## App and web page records
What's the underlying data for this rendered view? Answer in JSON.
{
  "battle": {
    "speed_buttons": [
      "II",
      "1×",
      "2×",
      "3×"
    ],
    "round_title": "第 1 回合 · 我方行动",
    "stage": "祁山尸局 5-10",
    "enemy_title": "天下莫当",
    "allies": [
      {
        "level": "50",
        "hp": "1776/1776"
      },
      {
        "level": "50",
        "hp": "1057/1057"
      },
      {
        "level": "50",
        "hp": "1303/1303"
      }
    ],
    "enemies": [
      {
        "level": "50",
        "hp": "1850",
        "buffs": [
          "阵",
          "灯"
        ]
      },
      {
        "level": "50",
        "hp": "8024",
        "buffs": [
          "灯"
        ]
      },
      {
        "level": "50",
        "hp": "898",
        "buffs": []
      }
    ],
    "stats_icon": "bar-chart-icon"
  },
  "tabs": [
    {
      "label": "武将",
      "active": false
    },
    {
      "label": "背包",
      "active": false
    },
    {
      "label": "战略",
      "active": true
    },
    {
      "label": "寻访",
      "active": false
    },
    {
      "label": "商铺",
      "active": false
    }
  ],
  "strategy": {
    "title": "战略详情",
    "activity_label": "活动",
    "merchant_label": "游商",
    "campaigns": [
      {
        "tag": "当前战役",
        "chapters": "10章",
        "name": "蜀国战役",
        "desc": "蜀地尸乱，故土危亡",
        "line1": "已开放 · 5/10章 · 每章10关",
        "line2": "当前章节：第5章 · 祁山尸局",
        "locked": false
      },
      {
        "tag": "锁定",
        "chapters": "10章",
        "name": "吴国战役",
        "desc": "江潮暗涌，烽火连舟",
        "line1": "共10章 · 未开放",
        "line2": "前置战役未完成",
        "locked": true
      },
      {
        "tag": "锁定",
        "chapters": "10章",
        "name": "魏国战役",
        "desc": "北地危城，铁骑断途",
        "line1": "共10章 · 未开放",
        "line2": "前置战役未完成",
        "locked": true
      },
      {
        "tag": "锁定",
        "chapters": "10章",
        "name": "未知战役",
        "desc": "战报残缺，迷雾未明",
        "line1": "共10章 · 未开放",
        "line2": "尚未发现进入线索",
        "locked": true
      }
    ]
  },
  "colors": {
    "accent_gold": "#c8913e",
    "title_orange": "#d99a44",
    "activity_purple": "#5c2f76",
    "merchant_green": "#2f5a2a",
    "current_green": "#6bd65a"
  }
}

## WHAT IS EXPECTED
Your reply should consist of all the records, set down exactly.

## EXPECTED OUTPUT
What's the underlying data for this rendered view? Answer in JSON.
{
  "battle": {
    "speed_buttons": [
      "II",
      "1×",
      "2×",
      "3×"
    ],
    "round_title": "第 1 回合 · 我方行动",
    "stage": "祁山尸局 5-10",
    "enemy_title": "天下莫当",
    "allies": [
      {
        "level": "50",
        "hp": "1776/1776"
      },
      {
        "level": "50",
        "hp": "1057/1057"
      },
      {
        "level": "50",
        "hp": "1303/1303"
      }
    ],
    "enemies": [
      {
        "level": "50",
        "hp": "1850",
        "buffs": [
          "阵",
          "灯"
        ]
      },
      {
        "level": "50",
        "hp": "8024",
        "buffs": [
          "灯"
        ]
      },
      {
        "level": "50",
        "hp": "898",
        "buffs": []
      }
    ],
    "stats_icon": "bar-chart-icon"
  },
  "tabs": [
    {
      "label": "武将",
      "active": false
    },
    {
      "label": "背包",
      "active": false
    },
    {
      "label": "战略",
      "active": true
    },
    {
      "label": "寻访",
      "active": false
    },
    {
      "label": "商铺",
      "active": false
    }
  ],
  "strategy": {
    "title": "战略详情",
    "activity_label": "活动",
    "merchant_label": "游商",
    "campaigns": [
      {
        "tag": "当前战役",
        "chapters": "10章",
        "name": "蜀国战役",
        "desc": "蜀地尸乱，故土危亡",
        "line1": "已开放 · 5/10章 · 每章10关",
        "line2": "当前章节：第5章 · 祁山尸局",
        "locked": false
      },
      {
        "tag": "锁定",
        "chapters": "10章",
        "name": "吴国战役",
        "desc": "江潮暗涌，烽火连舟",
        "line1": "共10章 · 未开放",
        "line2": "前置战役未完成",
        "locked": true
      },
      {
        "tag": "锁定",
        "chapters": "10章",
        "name": "魏国战役",
        "desc": "北地危城，铁骑断途",
        "line1": "共10章 · 未开放",
        "line2": "前置战役未完成",
        "locked": true
      },
      {
        "tag": "锁定",
        "chapters": "10章",
        "name": "未知战役",
        "desc": "战报残缺，迷雾未明",
        "line1": "共10章 · 未开放",
        "line2": "尚未发现进入线索",
        "locked": true
      }
    ]
  },
  "colors": {
    "accent_gold": "#c8913e",
    "title_orange": "#d99a44",
    "activity_purple": "#5c2f76",
    "merchant_green": "#2f5a2a",
    "current_green": "#6bd65a"
  }
}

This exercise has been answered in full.